And as it turns out, when waterfall projects are run effectively, it’s because their teams take to heart many of the same values, principles, and practices that agile projects follow. Projects that are run using some agile techniques and practices—but that don’t really follow the agile values and principles—often end up running into the same kinds of problems that plague waterfall projects.
This is why I keep getting back to mindset, attitude, values, and principles. Those things have a huge impact on how well an agile (or waterfall!) team builds software.]Learning
Absolutely agree. But that makes me question the labels "waterfall" and "agile" in these cases. Is a so-called waterfall project really waterfall if the teams follow agile principles and values? Is a so-called agile project really agile if the teams don't really follow agile values and principles? Who is more righteous, the man who says "Yes" but doesn't do what he says he'll do or the man who says "No" but ends up doing the right thing anyway?

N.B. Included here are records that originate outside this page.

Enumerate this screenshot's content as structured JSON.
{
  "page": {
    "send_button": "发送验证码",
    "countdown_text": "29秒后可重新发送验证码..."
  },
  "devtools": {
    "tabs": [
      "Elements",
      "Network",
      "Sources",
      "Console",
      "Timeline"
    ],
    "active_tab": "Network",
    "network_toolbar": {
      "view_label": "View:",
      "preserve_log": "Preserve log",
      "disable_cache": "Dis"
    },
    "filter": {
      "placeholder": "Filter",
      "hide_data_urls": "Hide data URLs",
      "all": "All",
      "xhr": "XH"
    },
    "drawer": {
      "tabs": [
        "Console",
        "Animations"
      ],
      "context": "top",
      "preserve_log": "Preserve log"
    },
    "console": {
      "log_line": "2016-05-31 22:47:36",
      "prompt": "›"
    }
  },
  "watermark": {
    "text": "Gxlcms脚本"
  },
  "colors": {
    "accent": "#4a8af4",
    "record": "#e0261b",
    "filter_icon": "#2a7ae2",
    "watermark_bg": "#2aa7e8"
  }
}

Junilu Lacar wrote:
Matt Kidd wrote:I had every intention of instituting some form of agile but the current Director of PMO is against it without providing reason.
And the director's objection to Agile is stopping you because... ? At the very least, did you press the director to have a discussion about his objections? Is there anything stopping you from using agile technical practices? I would do things like continuous integration, automated testing, and other agile technical practices anyway. After all, these practices contribute to the quality of the software, regardless of whether the project is Agile or not. I find it's not hard to justify using agile technical practices even when there are objections to using agile process practices.
William Brogden wrote:
Design patterns in general are worth browsing through when you are hunting for inspiration but don't feel you have to cram every problem into a named pattern.